Clinical decision support tools for selecting interventions for patients with disabling musculoskeletal disorders: a scoping review

TitleClinical decision support tools for selecting interventions for patients with disabling musculoskeletal disorders: a scoping review
Publication TypeJournal Article
Year of Publication2016
AuthorsGross, DP, Armijo-Olivo, S, Shaw, WS, Williams-Whitt, K, Shaw, NT, Hartvigsen, J, Qin, Z, Ha, C, Woodhouse, LJ, Steenstra, IA
JournalJournal of Occupational RehabilitationJ Occup Rehab
Volume26
Issue3
Pagination286 - 318
Date Published2016///
RefMan ID (Library)47066
Abstract

Purpose We aimed to identify and inventory clinical decision support (CDS) tools for helping front-line staff select interventions for patients with musculoskeletal (MSK) disorders. Methods We used Arksey and O'Malley's scoping review framework which progresses through five stages: (1) identifying the research question; (2) identifying relevant studies; (3) selecting studies for analysis; (4) charting the data; and (5) collating, summarizing and reporting results. We considered computer-based, and other available tools, such as algorithms, care pathways, rules and models. Since this research crosses multiple disciplines, we searched health care, computing science and business databases. Results Our search resulted in 4605 manuscripts. Titles and abstracts were screened for relevance. The reliability of the screening process was high with an average percentage of agreement of 92.3 %. Of the located articles, 123 were considered relevant. Within this literature, there were 43 CDS tools located. These were classified into 3 main areas: computer-based tools/questionnaires (n = 8, 19 %), treatment algorithms/models (n = 14, 33 %), and clinical prediction rules/classification systems (n = 21, 49 %). Each of these areas and the associated evidence are described. The state of evidentiary support for CDS tools is still preliminary and lacks external validation, head-to-head comparisons, or evidence of generalizability across different populations and settings. Conclusions CDS tools, especially those employing rapidly advancing computer technologies, are under development and of potential interest to health care providers, case management organizations and funders of care. Based on the results of this scoping review, we conclude that these tools, models and systems should be subjected to further validation before they can be recommended for large-scale implementation for managing patients with MSK disorders

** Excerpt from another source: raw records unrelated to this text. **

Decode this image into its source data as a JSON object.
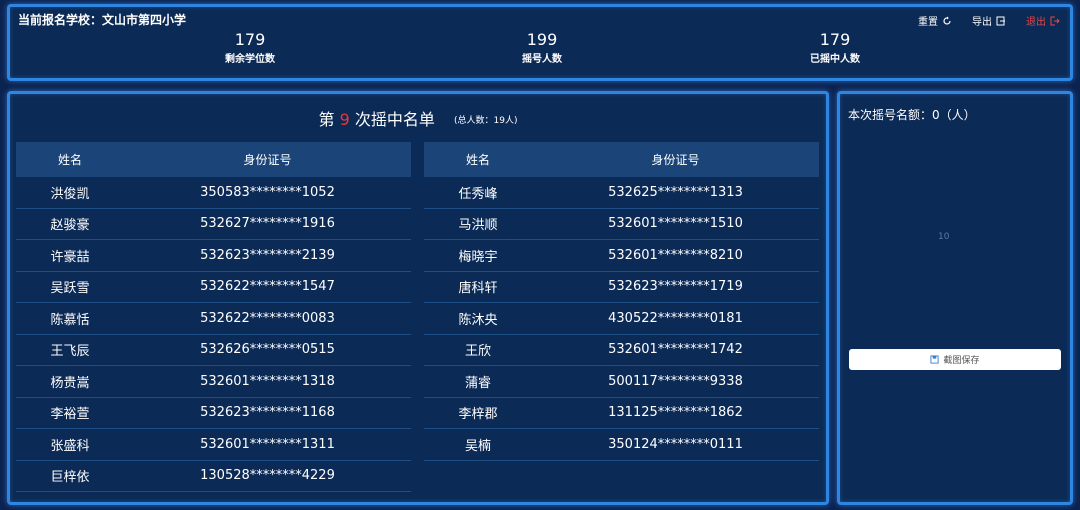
{
  "header": {
    "school_label": "当前报名学校：文山市第四小学",
    "actions": {
      "reset": "重置",
      "export": "导出",
      "logout": "退出"
    },
    "stats": [
      {
        "value": "179",
        "label": "剩余学位数"
      },
      {
        "value": "199",
        "label": "摇号人数"
      },
      {
        "value": "179",
        "label": "已摇中人数"
      }
    ]
  },
  "draw_list": {
    "title_prefix": "第",
    "round": "9",
    "title_suffix": "次摇中名单",
    "total": "(总人数：19人)",
    "columns": {
      "name": "姓名",
      "id": "身份证号"
    },
    "left_rows": [
      {
        "name": "洪俊凯",
        "id": "350583********1052"
      },
      {
        "name": "赵骏豪",
        "id": "532627********1916"
      },
      {
        "name": "许豪喆",
        "id": "532623********2139"
      },
      {
        "name": "吴跃雪",
        "id": "532622********1547"
      },
      {
        "name": "陈慕恬",
        "id": "532622********0083"
      },
      {
        "name": "王飞辰",
        "id": "532626********0515"
      },
      {
        "name": "杨贵嵩",
        "id": "532601********1318"
      },
      {
        "name": "李裕萱",
        "id": "532623********1168"
      },
      {
        "name": "张盛科",
        "id": "532601********1311"
      },
      {
        "name": "巨梓依",
        "id": "130528********4229"
      }
    ],
    "right_rows": [
      {
        "name": "任秀峰",
        "id": "532625********1313"
      },
      {
        "name": "马洪顺",
        "id": "532601********1510"
      },
      {
        "name": "梅晓宇",
        "id": "532601********8210"
      },
      {
        "name": "唐科轩",
        "id": "532623********1719"
      },
      {
        "name": "陈沐央",
        "id": "430522********0181"
      },
      {
        "name": "王欣",
        "id": "532601********1742"
      },
      {
        "name": "蒲睿",
        "id": "500117********9338"
      },
      {
        "name": "李梓郡",
        "id": "131125********1862"
      },
      {
        "name": "吴楠",
        "id": "350124********0111"
      }
    ]
  },
  "side": {
    "title": "本次摇号名额：0（人）",
    "placeholder": "10",
    "save_label": "截图保存"
  }
}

DOI10.1007/s10926-015-9614-1
Reprint EditionIN FILE
Citation Key47066